Johnson & Johnson is now Berkshire Hathaway's sixth-largest common stock position, according to data released yesterday.
Warren Buffett's firm reported its common stock holdings as of June 30 to the SEC in a regulatory filing yesterday afternoon.
Berkshire added about 17.1 million shares of JNJ to its portfolio in the three months ending June 30. That likely cost the firm about $1 billion.
Berkshire had been selling shares of JNJ in recent quarters to increase liquidity, but Buffett wrote in the past two shareholder letters that he thinks the stock will eventually increase in value. Buffett appears to have used JNJ's recent woes (product recalls, quality-control questions, falling stock price) as an opportunity to again boost its stake.
Because JNJ has been at about the same prices over the past 45 days as it was in the three months before that, it's possible that Berkshire now owns more than the stake reported yesterday afternoon.
As of June 30, Berkshire owned about 41.3 million shares of JNJ, a stake worth about $2.4 billion at yesterday's closing prices. Berkshire boosted its stake in the consumer healthcare firm by about 73 percent in the second quarter.
JNJ is now Berkshire's sixth-largest common stock position (this doesn't count its preferred shares in companies such as General Electric and Goldman Sachs). It trails only Coca-Cola, Wells Fargo, American Express, Procter & Gamble and Kraft Foods, in that order.
During the second quarter, Berkshire also added common shares of Fiserv Inc. (a new position), Becton Dickinson, Nalco Holding, Iron Mountain and Sanofi Aventis. All of those purchases were relatively modest, suggesting they may have been the work of Lou Simpson for GEICO's stock portfolio.
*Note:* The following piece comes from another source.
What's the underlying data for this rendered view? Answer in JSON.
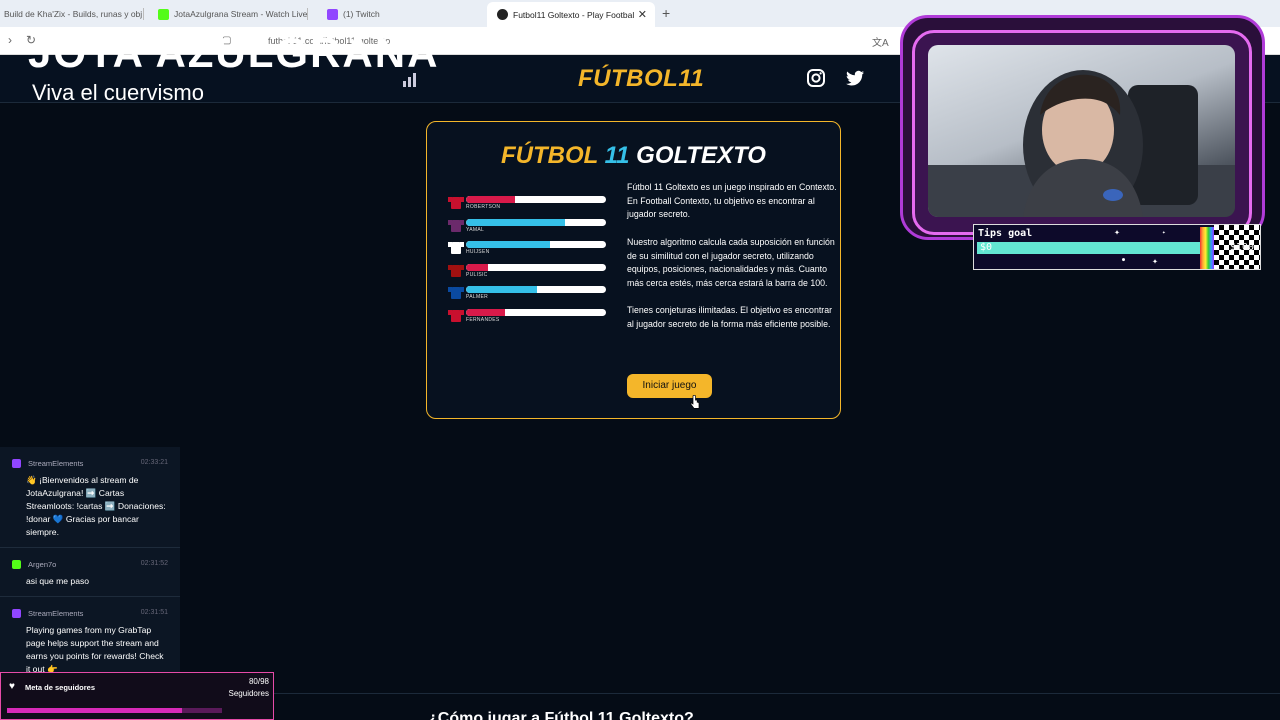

Berkshire yesterday reported modestly reduced stakes in Kraft Foods, ConocoPhillips, M&T Bank and Procter & Gamble.